Choosing is hard. And in the case of ASUS’ forthcoming netbook line, totally not necessary. Just days after Intel snuck out details surrounding the next generation of its Atom line, out flows shots and information about what’ll undoubtedly be one of the first next-gen netbooks to use ‘em. The Eee PC Flare line is expected to supplant the long-standing Seashellrange at this year’s Consumer Electronics Show, with a smattering of models to be lining ASUS’ booth. Outside of lively, sleeker exteriors, we’re told to expect models with the new N2600 and N2800 Atom CPU line, a 12-incher powered by AMD’s Fusion APU line and the token chiclet-style keyboard that we’ve all grown used to. It’s also possible that we’ll see revised 10-inchers alongside the big boys, with the 1225B, 1225C, 1025C and 1025CE named in particular. Naturally, we’ll be bringing you more as we get it. Oh, and “netbooks are back, baby!”
A fresh contender for your blow-out 2012 Olympic gaming rig: AMD’s first 28nm GPU, the Radeon HD 7970. It’s scheduled to arrive on January 9th, priced at $549 — nearly $200 more than its direct ancestor, the 6970. Then again, this newcomer packs some supremely athletic specs, including a 925MHz engine clock that can be readily OC’d to 1.1GHz, 2,048 stream processors and an uncommonly muscular 384-bit memory bus serving 3GB of GDDR5. At the same time, AMD hopes to make the card more practical than the dual-processor 6990 by bringing the card’s power consumption down to less than 300W under load and a mere 3W in ‘long idle’ mode, and promising quieter cooling thanks to improved airflow and a bigger fan. We’ll have to wait for benchmarks in January before we hand out any medals, but in the meantime NVIDIA’s forthcoming 28nm Kepler GPU might want to step up its training schedule.
Sapphire annuncia la nuova versione della Radeon HD6850 con 2 GB di memoria GDDR5; le specifiche riprendono quelle della versione reference con 960 stream processor, frequenze di 775 MHz per la GPU e 4000 MHz per la memoria video.
La scheda presenta due connettori DVI-I, un connettore HDMI e un connettore DisplayPort, con possibilità di collegari fino a tre schermi gestibili grazie alla tecnologia AMD Eyefinity.
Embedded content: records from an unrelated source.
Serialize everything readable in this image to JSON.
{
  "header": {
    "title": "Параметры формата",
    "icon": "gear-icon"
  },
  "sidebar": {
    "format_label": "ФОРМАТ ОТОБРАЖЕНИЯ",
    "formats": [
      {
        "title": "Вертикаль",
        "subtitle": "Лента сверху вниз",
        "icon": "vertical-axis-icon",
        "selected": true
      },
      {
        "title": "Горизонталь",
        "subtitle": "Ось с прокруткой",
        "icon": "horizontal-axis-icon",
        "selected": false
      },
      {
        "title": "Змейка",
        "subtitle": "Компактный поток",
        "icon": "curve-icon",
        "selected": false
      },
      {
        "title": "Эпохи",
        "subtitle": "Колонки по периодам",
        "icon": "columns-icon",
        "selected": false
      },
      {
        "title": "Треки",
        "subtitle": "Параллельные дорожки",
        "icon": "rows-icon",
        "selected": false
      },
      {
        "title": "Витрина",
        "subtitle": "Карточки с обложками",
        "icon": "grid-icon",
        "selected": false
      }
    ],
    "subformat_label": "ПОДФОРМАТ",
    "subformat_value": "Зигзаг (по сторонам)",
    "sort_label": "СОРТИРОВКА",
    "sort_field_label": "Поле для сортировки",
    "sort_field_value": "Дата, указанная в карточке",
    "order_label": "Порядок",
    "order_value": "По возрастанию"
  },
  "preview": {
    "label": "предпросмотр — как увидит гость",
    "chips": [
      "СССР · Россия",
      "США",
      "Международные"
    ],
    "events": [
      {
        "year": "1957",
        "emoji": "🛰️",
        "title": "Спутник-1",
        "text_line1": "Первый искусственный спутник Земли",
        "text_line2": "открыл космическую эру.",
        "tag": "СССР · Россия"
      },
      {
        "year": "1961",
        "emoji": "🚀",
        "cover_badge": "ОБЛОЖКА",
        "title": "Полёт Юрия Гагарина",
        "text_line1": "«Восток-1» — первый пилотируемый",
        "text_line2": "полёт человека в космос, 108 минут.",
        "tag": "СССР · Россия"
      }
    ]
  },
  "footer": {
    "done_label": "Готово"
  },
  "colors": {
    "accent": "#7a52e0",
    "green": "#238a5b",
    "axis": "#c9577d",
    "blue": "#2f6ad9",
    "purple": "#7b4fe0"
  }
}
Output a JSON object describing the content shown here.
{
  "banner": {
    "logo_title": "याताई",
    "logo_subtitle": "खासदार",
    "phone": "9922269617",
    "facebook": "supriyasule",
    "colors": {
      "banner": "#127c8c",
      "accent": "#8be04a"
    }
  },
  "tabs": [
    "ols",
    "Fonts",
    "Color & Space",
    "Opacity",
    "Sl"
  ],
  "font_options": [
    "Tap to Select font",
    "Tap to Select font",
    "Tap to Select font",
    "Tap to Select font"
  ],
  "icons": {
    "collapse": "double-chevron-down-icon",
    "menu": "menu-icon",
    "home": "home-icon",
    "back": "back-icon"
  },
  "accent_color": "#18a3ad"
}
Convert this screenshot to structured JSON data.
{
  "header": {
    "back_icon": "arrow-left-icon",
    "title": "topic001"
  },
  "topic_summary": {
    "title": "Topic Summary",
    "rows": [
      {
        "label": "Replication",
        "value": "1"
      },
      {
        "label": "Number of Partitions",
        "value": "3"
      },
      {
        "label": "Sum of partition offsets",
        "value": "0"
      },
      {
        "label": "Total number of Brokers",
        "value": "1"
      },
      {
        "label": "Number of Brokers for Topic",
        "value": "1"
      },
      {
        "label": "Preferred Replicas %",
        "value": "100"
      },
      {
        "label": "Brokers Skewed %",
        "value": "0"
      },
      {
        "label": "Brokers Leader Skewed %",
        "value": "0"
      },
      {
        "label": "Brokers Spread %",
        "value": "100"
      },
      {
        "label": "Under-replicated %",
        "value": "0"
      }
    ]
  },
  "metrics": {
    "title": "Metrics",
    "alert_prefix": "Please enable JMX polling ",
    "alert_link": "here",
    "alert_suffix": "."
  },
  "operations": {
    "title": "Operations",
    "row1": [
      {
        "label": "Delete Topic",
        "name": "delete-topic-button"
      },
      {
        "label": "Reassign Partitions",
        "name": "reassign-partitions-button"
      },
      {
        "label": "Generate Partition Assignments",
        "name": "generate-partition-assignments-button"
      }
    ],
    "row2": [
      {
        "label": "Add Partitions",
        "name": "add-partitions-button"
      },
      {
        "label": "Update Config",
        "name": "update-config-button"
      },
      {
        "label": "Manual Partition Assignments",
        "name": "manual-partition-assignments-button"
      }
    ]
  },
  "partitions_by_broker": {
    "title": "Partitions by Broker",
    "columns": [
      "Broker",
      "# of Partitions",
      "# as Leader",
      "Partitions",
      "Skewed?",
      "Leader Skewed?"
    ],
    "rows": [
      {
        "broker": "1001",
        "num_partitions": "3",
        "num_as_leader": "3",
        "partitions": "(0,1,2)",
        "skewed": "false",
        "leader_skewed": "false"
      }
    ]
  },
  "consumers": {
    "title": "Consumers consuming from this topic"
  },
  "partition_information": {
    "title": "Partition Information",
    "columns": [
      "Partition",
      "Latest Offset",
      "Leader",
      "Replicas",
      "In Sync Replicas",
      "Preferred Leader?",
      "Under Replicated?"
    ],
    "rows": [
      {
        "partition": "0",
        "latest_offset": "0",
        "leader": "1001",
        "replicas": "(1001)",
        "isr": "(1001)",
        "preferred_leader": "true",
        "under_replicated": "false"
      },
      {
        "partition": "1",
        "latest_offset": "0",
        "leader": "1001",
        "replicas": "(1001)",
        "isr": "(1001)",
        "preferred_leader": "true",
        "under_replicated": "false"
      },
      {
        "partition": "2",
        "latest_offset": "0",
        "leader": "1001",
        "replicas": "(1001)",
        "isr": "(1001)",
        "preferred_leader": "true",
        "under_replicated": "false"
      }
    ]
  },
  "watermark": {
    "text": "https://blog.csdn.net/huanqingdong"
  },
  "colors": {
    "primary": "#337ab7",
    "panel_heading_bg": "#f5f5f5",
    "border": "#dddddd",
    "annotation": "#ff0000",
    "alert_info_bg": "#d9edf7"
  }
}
La Sapphire HD 6850 da 2 GB è disponibile al prezzo di 152,23 Euro.